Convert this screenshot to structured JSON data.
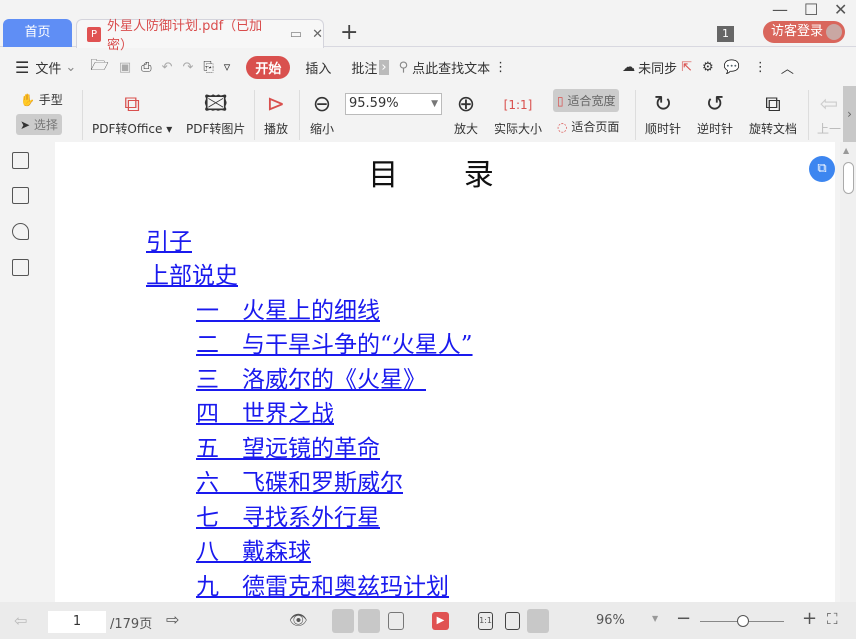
{
  "tabs": {
    "home": "首页",
    "doc": "外星人防御计划.pdf（已加密）",
    "new": "+"
  },
  "titlebar": {
    "badge": "1",
    "login": "访客登录"
  },
  "menu": {
    "file": "文件",
    "start": "开始",
    "insert": "插入",
    "annotate": "批注",
    "search": "点此查找文本",
    "sync": "未同步"
  },
  "ribbon": {
    "hand": "手型",
    "select": "选择",
    "pdf_office": "PDF转Office",
    "pdf_image": "PDF转图片",
    "play": "播放",
    "zoom_out": "缩小",
    "zoom_value": "95.59%",
    "zoom_in": "放大",
    "actual_size": "实际大小",
    "fit_width": "适合宽度",
    "fit_page": "适合页面",
    "clockwise": "顺时针",
    "counter_clockwise": "逆时针",
    "rotate_doc": "旋转文档",
    "prev": "上一"
  },
  "document": {
    "title": "目 录",
    "entries": [
      "引子",
      "上部说史",
      "一　火星上的细线",
      "二　与干旱斗争的“火星人”",
      "三　洛威尔的《火星》",
      "四　世界之战",
      "五　望远镜的革命",
      "六　飞碟和罗斯威尔",
      "七　寻找系外行星",
      "八　戴森球",
      "九　德雷克和奥兹玛计划"
    ]
  },
  "status": {
    "page": "1",
    "total": "/179页",
    "zoom": "96%"
  }
}
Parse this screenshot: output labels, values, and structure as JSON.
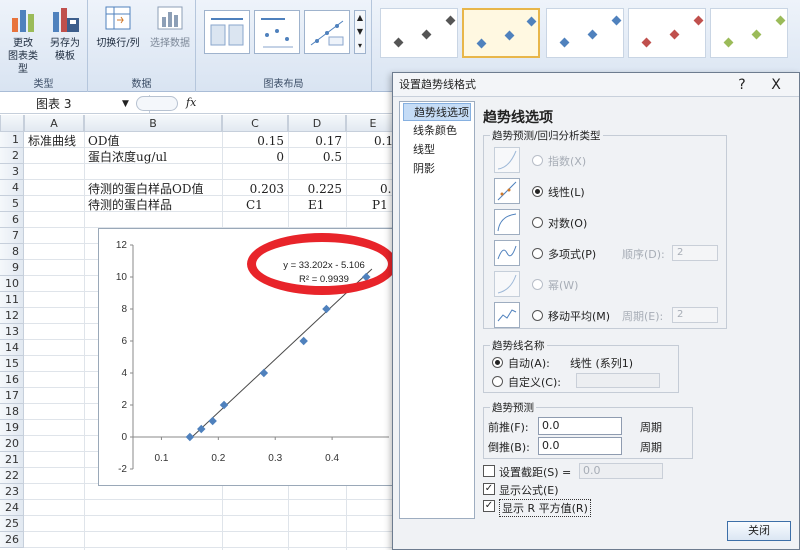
{
  "ribbon": {
    "buttons": [
      {
        "label1": "更改",
        "label2": "图表类型"
      },
      {
        "label1": "另存为",
        "label2": "模板"
      },
      {
        "label1": "切换行/列",
        "label2": ""
      },
      {
        "label1": "选择数据",
        "label2": ""
      }
    ],
    "groups": [
      "类型",
      "数据",
      "图表布局"
    ]
  },
  "formula_bar": {
    "name_box": "图表 3",
    "fx": "fx"
  },
  "sheet": {
    "columns": [
      "A",
      "B",
      "C",
      "D",
      "E"
    ],
    "rows": [
      "1",
      "2",
      "3",
      "4",
      "5",
      "6",
      "7",
      "8",
      "9",
      "10",
      "11",
      "12",
      "13",
      "14",
      "15",
      "16",
      "17",
      "18",
      "19",
      "20",
      "21",
      "22",
      "23",
      "24",
      "25",
      "26"
    ],
    "cells": {
      "A1": "标准曲线",
      "B1": "OD值",
      "C1": "0.15",
      "D1": "0.17",
      "E1": "0.1",
      "B2": "蛋白浓度ug/ul",
      "C2": "0",
      "D2": "0.5",
      "B4": "待测的蛋白样品OD值",
      "C4": "0.203",
      "D4": "0.225",
      "E4": "0.",
      "B5": "待测的蛋白样品",
      "C5": "C1",
      "D5": "E1",
      "E5": "P1"
    }
  },
  "chart": {
    "equation": "y = 33.202x - 5.106",
    "r2": "R² = 0.9939",
    "y_ticks": [
      "12",
      "10",
      "8",
      "6",
      "4",
      "2",
      "0",
      "-2"
    ],
    "x_ticks": [
      "0.1",
      "0.2",
      "0.3",
      "0.4"
    ]
  },
  "chart_data": {
    "type": "scatter",
    "x": [
      0.15,
      0.17,
      0.19,
      0.21,
      0.28,
      0.35,
      0.39,
      0.46
    ],
    "y": [
      0,
      0.5,
      1,
      2,
      4,
      6,
      8,
      10
    ],
    "trendline": {
      "slope": 33.202,
      "intercept": -5.106
    },
    "xlim": [
      0.05,
      0.5
    ],
    "ylim": [
      -2,
      12
    ],
    "grid": false,
    "color": "#4f81bd"
  },
  "dialog": {
    "title": "设置趋势线格式",
    "help": "?",
    "close_x": "X",
    "nav": [
      "趋势线选项",
      "线条颜色",
      "线型",
      "阴影"
    ],
    "heading": "趋势线选项",
    "group_type": "趋势预测/回归分析类型",
    "options": [
      "指数(X)",
      "线性(L)",
      "对数(O)",
      "多项式(P)",
      "幂(W)",
      "移动平均(M)"
    ],
    "order_label": "顺序(D):",
    "order_value": "2",
    "period_label": "周期(E):",
    "period_value": "2",
    "group_name": "趋势线名称",
    "auto_label": "自动(A):",
    "auto_value": "线性 (系列1)",
    "custom_label": "自定义(C):",
    "group_forecast": "趋势预测",
    "forward_label": "前推(F):",
    "forward_value": "0.0",
    "backward_label": "倒推(B):",
    "backward_value": "0.0",
    "period_unit": "周期",
    "intercept_label": "设置截距(S) =",
    "intercept_value": "0.0",
    "show_equation": "显示公式(E)",
    "show_r2": "显示 R 平方值(R)",
    "close_button": "关闭"
  },
  "colors": {
    "accent": "#4f81bd",
    "highlight": "#e8242a"
  }
}
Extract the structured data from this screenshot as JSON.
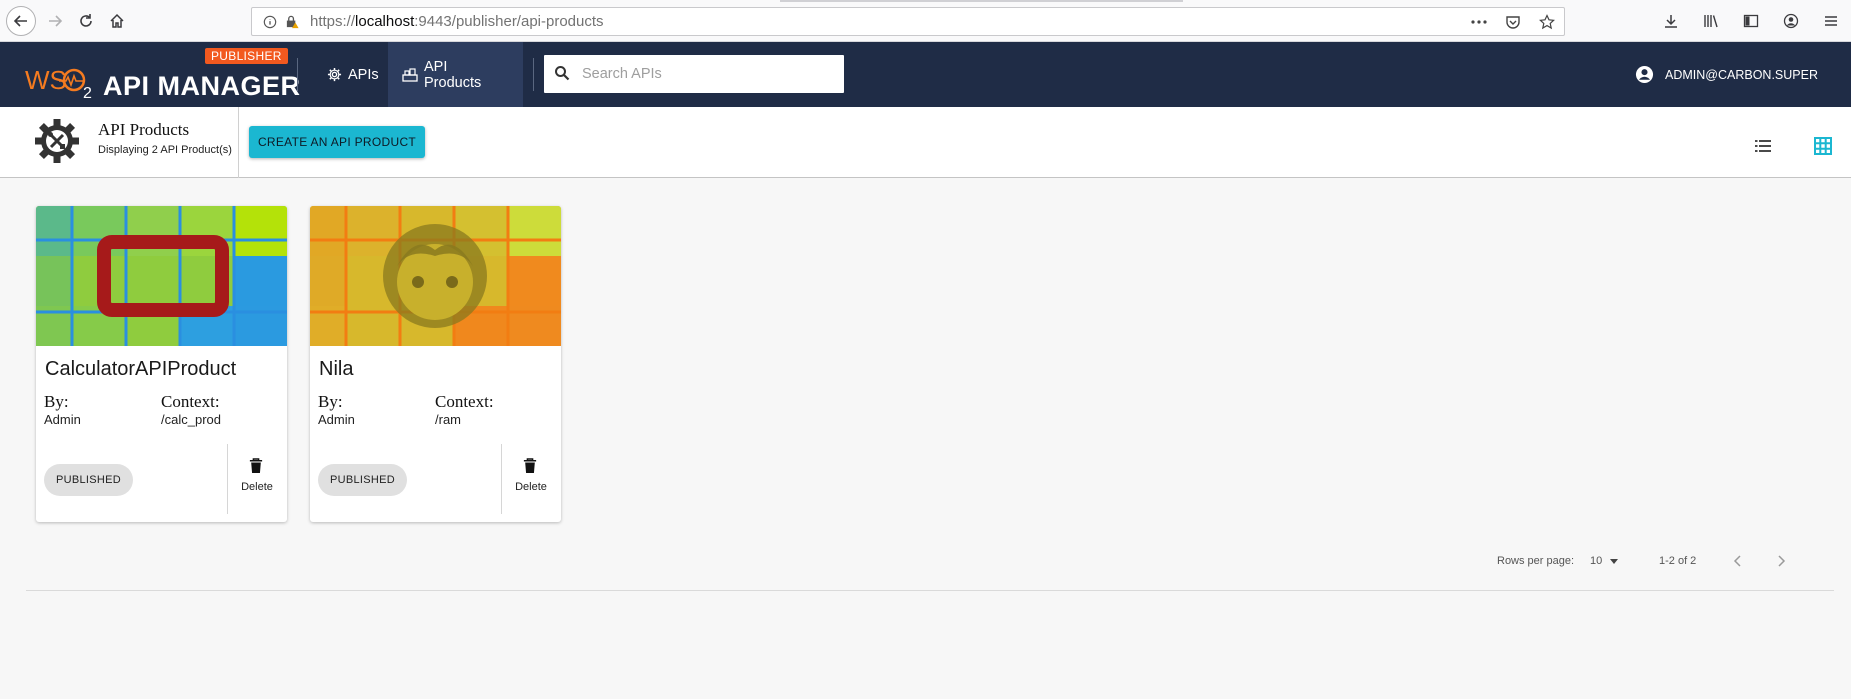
{
  "browser": {
    "url_protocol": "https://",
    "url_host": "localhost",
    "url_path": ":9443/publisher/api-products",
    "icons": [
      "back-arrow-icon",
      "forward-arrow-icon",
      "reload-icon",
      "home-icon",
      "info-icon",
      "lock-warning-icon",
      "more-icon",
      "pocket-icon",
      "star-icon",
      "download-icon",
      "library-icon",
      "sidebar-icon",
      "account-icon",
      "menu-icon"
    ]
  },
  "header": {
    "badge": "PUBLISHER",
    "logo_brand": "WSO2",
    "logo_title": "API MANAGER",
    "nav": [
      {
        "label": "APIs",
        "icon": "gear-icon"
      },
      {
        "label": "API Products",
        "icon": "api-product-icon"
      }
    ],
    "search_placeholder": "Search APIs",
    "user": "ADMIN@CARBON.SUPER",
    "colors": {
      "bar": "#1f2c46",
      "badge": "#f2591f",
      "accent": "#1bb7d1"
    }
  },
  "subheader": {
    "title": "API Products",
    "caption": "Displaying 2 API Product(s)",
    "create_label": "CREATE AN API PRODUCT"
  },
  "cards": [
    {
      "name": "CalculatorAPIProduct",
      "by_label": "By:",
      "by": "Admin",
      "context_label": "Context:",
      "context": "/calc_prod",
      "status": "PUBLISHED",
      "delete_label": "Delete"
    },
    {
      "name": "Nila",
      "by_label": "By:",
      "by": "Admin",
      "context_label": "Context:",
      "context": "/ram",
      "status": "PUBLISHED",
      "delete_label": "Delete"
    }
  ],
  "pagination": {
    "rows_label": "Rows per page:",
    "rows_value": "10",
    "range": "1-2 of 2"
  }
}
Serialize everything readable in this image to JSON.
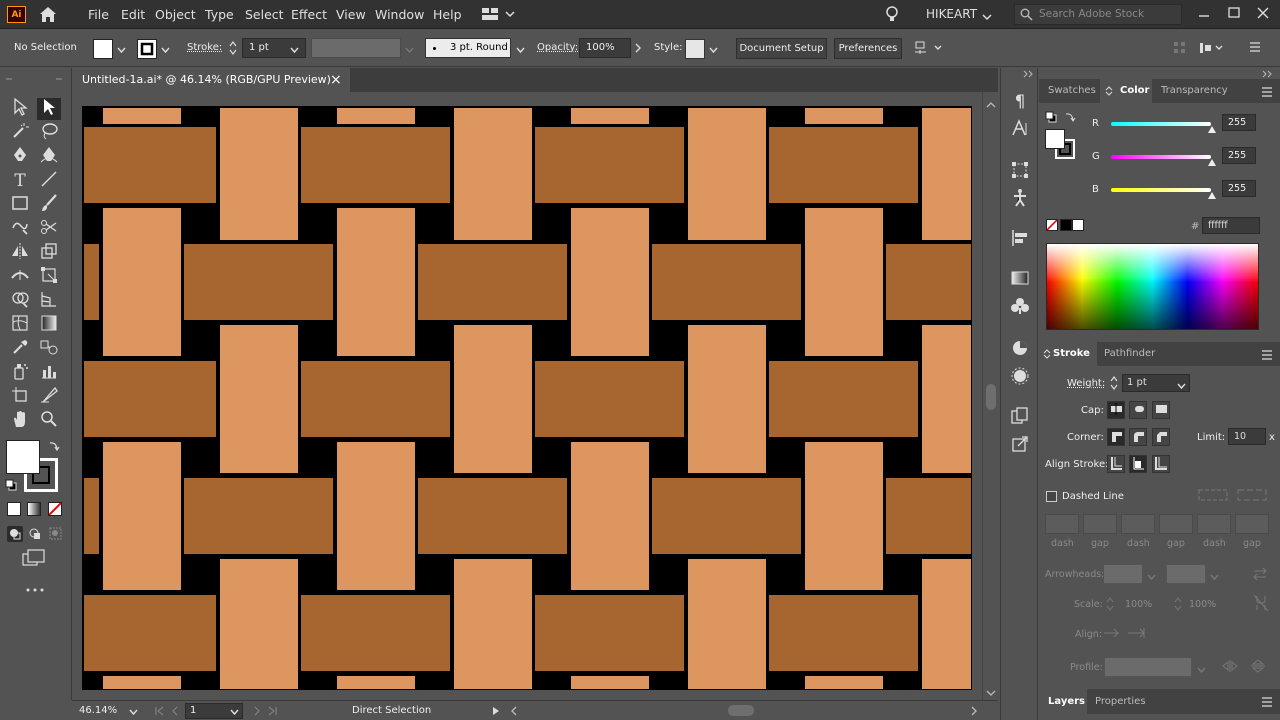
{
  "menubar": {
    "items": [
      "File",
      "Edit",
      "Object",
      "Type",
      "Select",
      "Effect",
      "View",
      "Window",
      "Help"
    ],
    "workspace": "HIKEART",
    "search_placeholder": "Search Adobe Stock",
    "app_logo": "Ai"
  },
  "control": {
    "selection_status": "No Selection",
    "stroke_label": "Stroke:",
    "stroke_weight": "1 pt",
    "brush": "3 pt. Round",
    "opacity_label": "Opacity:",
    "opacity_value": "100%",
    "style_label": "Style:",
    "document_setup": "Document Setup",
    "preferences": "Preferences"
  },
  "document": {
    "tab_title": "Untitled-1a.ai* @ 46.14% (RGB/GPU Preview)",
    "close": "×"
  },
  "status": {
    "zoom": "46.14%",
    "artboard_number": "1",
    "tool": "Direct Selection"
  },
  "color_panel": {
    "tabs": [
      "Swatches",
      "Color",
      "Transparency"
    ],
    "active_tab": "Color",
    "r_label": "R",
    "g_label": "G",
    "b_label": "B",
    "r": "255",
    "g": "255",
    "b": "255",
    "hash": "#",
    "hex": "ffffff"
  },
  "stroke_panel": {
    "tabs": [
      "Stroke",
      "Pathfinder"
    ],
    "active_tab": "Stroke",
    "weight_label": "Weight:",
    "weight": "1 pt",
    "cap_label": "Cap:",
    "corner_label": "Corner:",
    "limit_label": "Limit:",
    "limit": "10",
    "limit_unit": "x",
    "align_label": "Align Stroke:",
    "dashed_line": "Dashed Line",
    "dash_labels": [
      "dash",
      "gap",
      "dash",
      "gap",
      "dash",
      "gap"
    ],
    "arrowheads_label": "Arrowheads:",
    "scale_label": "Scale:",
    "scale_values": [
      "100%",
      "100%"
    ],
    "align_label2": "Align:",
    "profile_label": "Profile:"
  },
  "bottom_panel": {
    "tabs": [
      "Layers",
      "Properties"
    ],
    "active_tab": "Layers"
  },
  "colors": {
    "ui_dark": "#323232",
    "ui_mid": "#535353",
    "light_strip": "#de9661",
    "dark_strip": "#a7652f",
    "background": "#000000"
  }
}
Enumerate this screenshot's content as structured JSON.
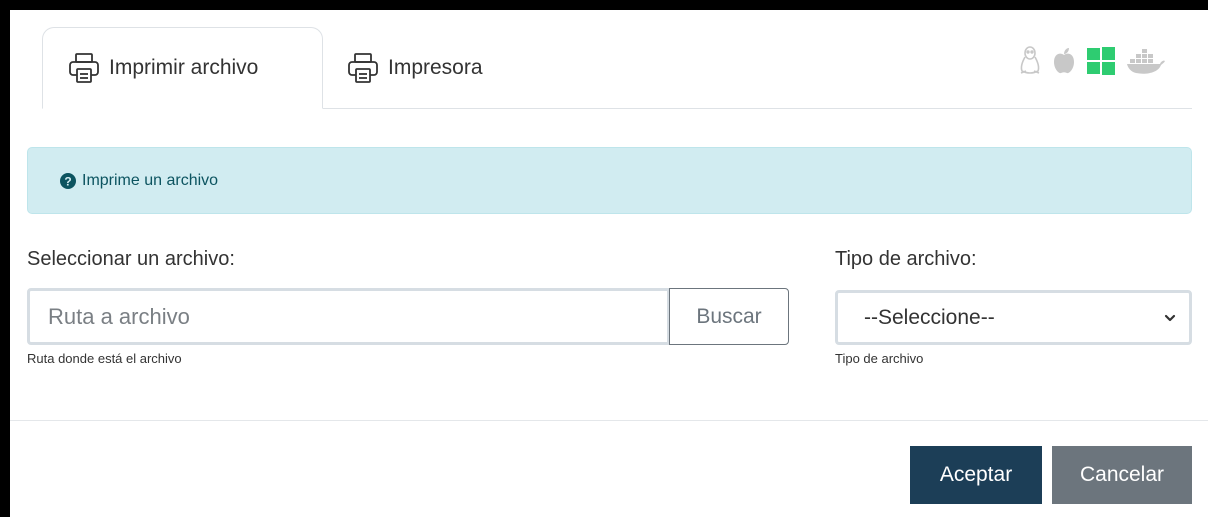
{
  "tabs": [
    {
      "label": "Imprimir archivo",
      "icon": "printer-icon",
      "active": true
    },
    {
      "label": "Impresora",
      "icon": "printer-icon",
      "active": false
    }
  ],
  "os_icons": [
    "linux-icon",
    "apple-icon",
    "windows-icon",
    "docker-icon"
  ],
  "alert": {
    "icon": "question-circle-icon",
    "text": "Imprime un archivo"
  },
  "file": {
    "label": "Seleccionar un archivo:",
    "placeholder": "Ruta a archivo",
    "browse_label": "Buscar",
    "help": "Ruta donde está el archivo"
  },
  "file_type": {
    "label": "Tipo de archivo:",
    "selected": "--Seleccione--",
    "help": "Tipo de archivo"
  },
  "actions": {
    "accept_label": "Aceptar",
    "cancel_label": "Cancelar"
  },
  "colors": {
    "alert_bg": "#d1ecf1",
    "alert_text": "#0c5460",
    "accept_bg": "#1c3e57",
    "cancel_bg": "#6c757d",
    "windows_green": "#2ecc71",
    "os_icon_gray": "#c8c8c8"
  }
}
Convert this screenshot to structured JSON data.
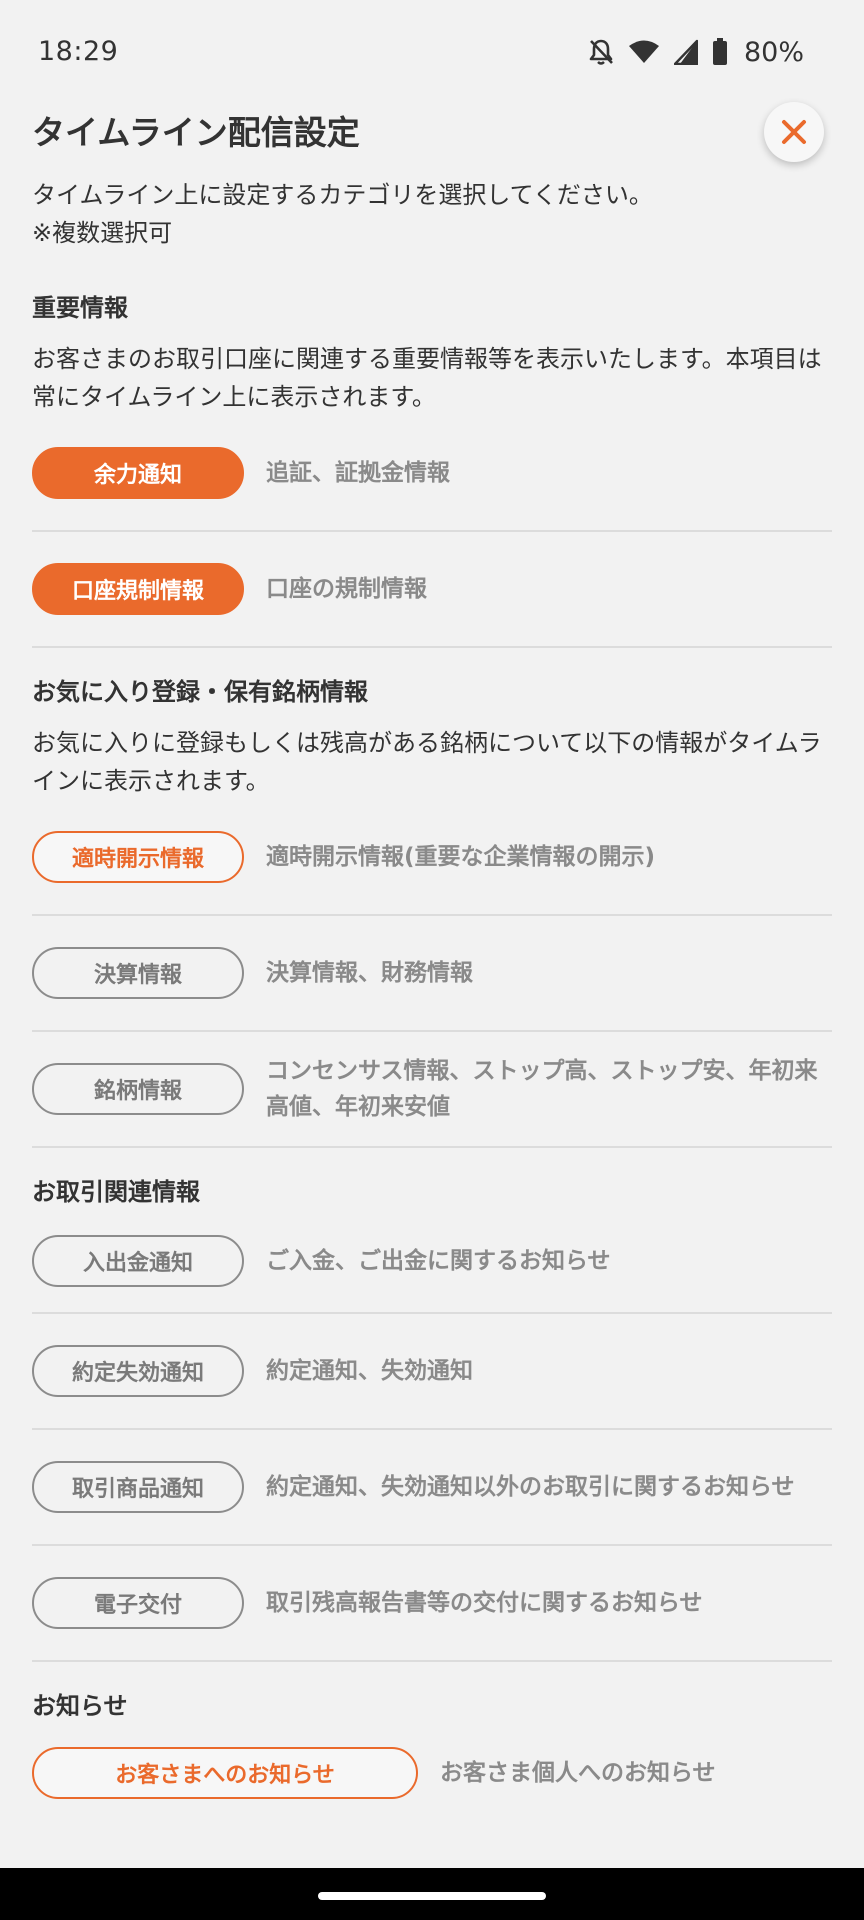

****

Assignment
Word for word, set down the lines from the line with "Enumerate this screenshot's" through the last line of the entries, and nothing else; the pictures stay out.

Answer below
Enumerate this screenshot's content as structured JSON.
{
  "tabs": [
    {
      "label": "Imprimir archivo",
      "icon": "printer-icon",
      "active": true
    },
    {
      "label": "Impresora",
      "icon": "printer-icon",
      "active": false
    }
  ],
  "os_icons": [
    "linux-icon",
    "apple-icon",
    "windows-icon",
    "docker-icon"
  ],
  "alert": {
    "icon": "question-circle-icon",
    "text": "Imprime un archivo"
  },
  "file": {
    "label": "Seleccionar un archivo:",
    "placeholder": "Ruta a archivo",
    "browse_label": "Buscar",
    "help": "Ruta donde está el archivo"
  },
  "file_type": {
    "label": "Tipo de archivo:",
    "selected": "--Seleccione--",
    "help": "Tipo de archivo"
  },
  "actions": {
    "accept_label": "Aceptar",
    "cancel_label": "Cancelar"
  },
  "colors": {
    "alert_bg": "#d1ecf1",
    "alert_text": "#0c5460",
    "accept_bg": "#1c3e57",
    "cancel_bg": "#6c757d",
    "windows_green": "#2ecc71",
    "os_icon_gray": "#c8c8c8"
  }
}
Convert this screenshot to structured JSON data.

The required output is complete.